By: Laura Kiesel
July 9, 2014
The topic of the growth in income inequality in our nation has become one of greater interest since a study came out in April that indicated that the U.S. functions more as an oligarchy than a democracy.
Everyone from President Obama to Pope Francis has had something to say about income inequality, with many economists and policy figureheads offering various theories as to why there has been a growing economic disparity between the classes in recent decades.
Some of the factors that have been highlighted as contributing to the widening income gap are the surge of women in the workplace and rising percentage of female-headed households (as women are often paid lower than their male counterparts), the education gap between lower and upper classes and the loss of manufacturing jobs.
However, a new study out of Ohio State University and due to be published in the August issue of American Sociological Review finds that a leading cause of growing income inequality in the U.S. is the steep decline in the strength and prominence of labor unions.
"The effect that unions used to have on protecting the incomes of middle class and working Americans has been underestimated," said David Jacobs, co-author of the study and professor of sociology at Ohio State University, said in a press release.
Jacobs's research also suggests that the decline in labor unions may actually trump most other factors often cited as contributing to the growth in income inequality, including the much-touted "education gap" argument.
Jacobs and sociology doctoral student Lindsey Myers relied on diverse sources of data for their research, including the Gini Index, a measure of income inequality that is calculated by the U.S. Census Bureau. They then used statistical modeling to analyze transitions in family income differences over 60 years. Jacobs and Myers controlled for 20 other factors that have also been attributed to growing income inequality and found they did not play as significant a role as the decimation of labor unions.
Though membership in labor unions began to decline somewhat as early as the 1950s, the study found that it was not until the Reagan administration that this decline accelerated dramatically. Namely, under his two-term presidency, Ronald Reagan implemented a number of anti-union policies. For instance, Reagan broke a strike by the Professional Air Traffic Controllers Organization, which ultimately resulted with the union being decertified.

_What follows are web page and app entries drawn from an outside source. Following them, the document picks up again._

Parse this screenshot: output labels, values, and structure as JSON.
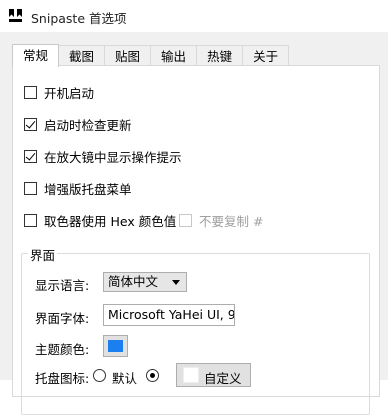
{
  "window": {
    "title": "Snipaste 首选项"
  },
  "tabs": [
    "常规",
    "截图",
    "贴图",
    "输出",
    "热键",
    "关于"
  ],
  "active_tab": "常规",
  "options": [
    {
      "label": "开机启动",
      "checked": false
    },
    {
      "label": "启动时检查更新",
      "checked": true
    },
    {
      "label": "在放大镜中显示操作提示",
      "checked": true
    },
    {
      "label": "增强版托盘菜单",
      "checked": false
    },
    {
      "label": "取色器使用 Hex 颜色值",
      "checked": false
    }
  ],
  "no_copy_hash": {
    "label": "不要复制 #",
    "checked": false,
    "enabled": false
  },
  "interface_group": {
    "title": "界面",
    "language_label": "显示语言:",
    "language_value": "简体中文",
    "font_label": "界面字体:",
    "font_value": "Microsoft YaHei UI, 9",
    "theme_color_label": "主题颜色:",
    "theme_color": "#1c7ff0",
    "tray_icon_label": "托盘图标:",
    "tray_default_label": "默认",
    "tray_default_selected": false,
    "tray_custom_selected": true,
    "tray_custom_button": "自定义"
  }
}
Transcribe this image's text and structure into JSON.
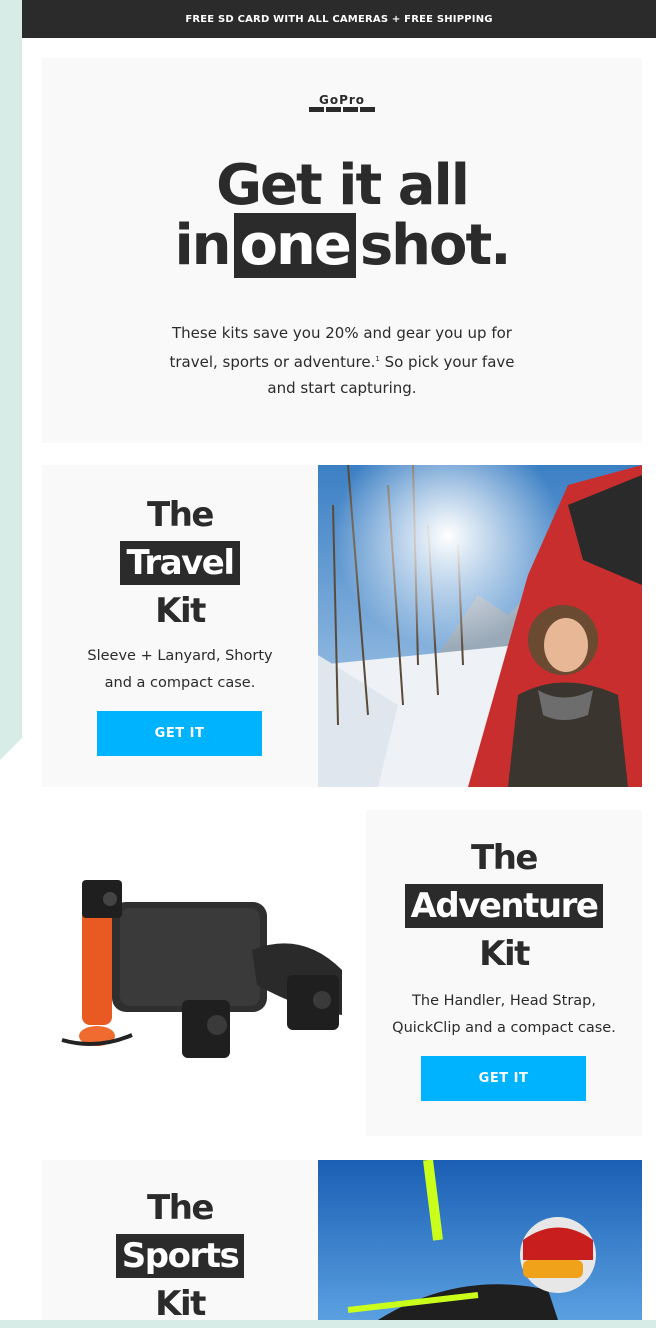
{
  "banner": {
    "text": "FREE SD CARD WITH ALL CAMERAS + FREE SHIPPING"
  },
  "hero": {
    "logo": "GoPro",
    "headline_line1": "Get it all",
    "headline_pre": "in",
    "headline_highlight": "one",
    "headline_post": "shot.",
    "copy_line1": "These kits save you 20% and gear you up for",
    "copy_line2a": "travel, sports or adventure.",
    "copy_footnote": "1",
    "copy_line2b": " So pick your fave",
    "copy_line3": "and start capturing."
  },
  "kits": [
    {
      "the": "The",
      "name": "Travel",
      "kit": "Kit",
      "desc_line1": "Sleeve + Lanyard, Shorty",
      "desc_line2": "and a compact case.",
      "cta": "GET IT"
    },
    {
      "the": "The",
      "name": "Adventure",
      "kit": "Kit",
      "desc_line1": "The Handler, Head Strap,",
      "desc_line2": "QuickClip and a compact case.",
      "cta": "GET IT"
    },
    {
      "the": "The",
      "name": "Sports",
      "kit": "Kit"
    }
  ],
  "colors": {
    "dark": "#2b2b2b",
    "cta": "#00b3ff",
    "panel": "#f9f9f9",
    "page_bg": "#d7ece7"
  }
}
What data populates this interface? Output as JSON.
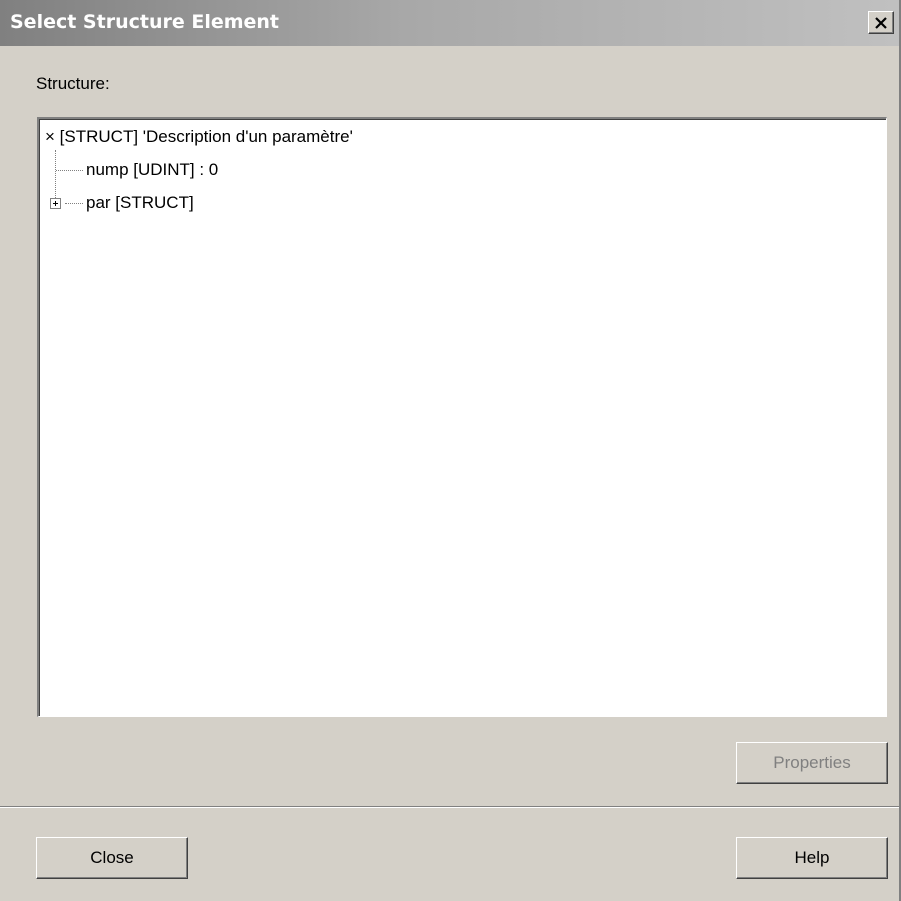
{
  "window": {
    "title": "Select Structure Element",
    "close_icon": "close-x-icon"
  },
  "structure_label": "Structure:",
  "tree": {
    "root": {
      "icon": "x-mark",
      "label": "[STRUCT] 'Description d'un paramètre'"
    },
    "children": [
      {
        "label": "nump [UDINT] :  0",
        "expandable": false
      },
      {
        "label": "par [STRUCT]",
        "expandable": true,
        "expander_icon": "plus-box-icon"
      }
    ]
  },
  "buttons": {
    "properties": {
      "label": "Properties",
      "enabled": false
    },
    "close": {
      "label": "Close"
    },
    "help": {
      "label": "Help"
    }
  }
}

"Unions were the most effective political advocates for workers and the poor before Regan when they had considerable political influence," says Jacobs. "Yet soon after Reagan took office unions had no discernable effects on political outcomes that helped families in the lower half of the income distribution."
After Reagan, the administrations of the next three subsequent presidencies--that of George H.W. Bush, Bill Clinton and George W. Bush--were also found to have enacted multiple policies and appointments that continued to weaken labor unions.
In particular, Democratic President Bill Clinton's signing of the North America Free Trade Agreement, more commonly known as NAFTA, also had a particularly profound negative impact on employment and labor unions in the U.S.
According to the Economic Policy Institute, the rise in the trade deficit with Mexico alone since the passage of NAFTA led to a loss of 682,900 U.S. jobs by 2010--many of which were manufacturing positions represented by labor unions. The Economic Policy Institute also claims that NAFTA undermined the bargaining power of union workers.
"NAFTA strengthened the ability of U.S. employers to force workers to accept lower wages and benefits," states an EPI blog post." "As soon as NAFTA became law, corporate managers began telling their workers that their companies intended to move to Mexico unless the workers lowered the cost of their labor."
Income inequality--which grew 11.2% between 1981 and 1992-- increased by roughly another 11% under the Clinton administration. Meanwhile, union membership comprised 25% of all political activity back in 1967, which dipped to 18% in 1990 and 11% in 2006.
"Research shows that when a labor union is present, difference in wages between the higher and lower income spectrum is reduced," says Jacobs.
In addition to the decline of labor unions, another factor that was found to play a prevalent role in increasing the income gap was "financialization." Financialization is the increase in the size and influence of a country's financial sector relative to its overall economy. In the U.S., the financial sector has grown from comprising 2.8% of GDP in 1950 to 7.9% of GDP in 2012.
Clinton also passed a number of laws under his presidency that advanced the size and strength of the finance sector while undermining the industry economy. These bills included the Interstate Banking Act of 1993, the Gramm-Leach-Bliley Act of 1999 and the 2000 Commodity Futures Modernization Act.
"Financialization meant that the incomes of the high earners grew rapidly...while union decline led to stagnating incomes for the less affluent," said Jacobs. "The end result was growing inequality."
Jacobs's models indicated that for every 10% increase in union membership, there would be a projected decline in income inequality between 2.5 and 3%.
"[Labor unions] were the best and strongest lobbyists for poor, working class and lower middle class groups both in fighting for more equal wages and in advocating for programs that assisted the poor," says Jacobs.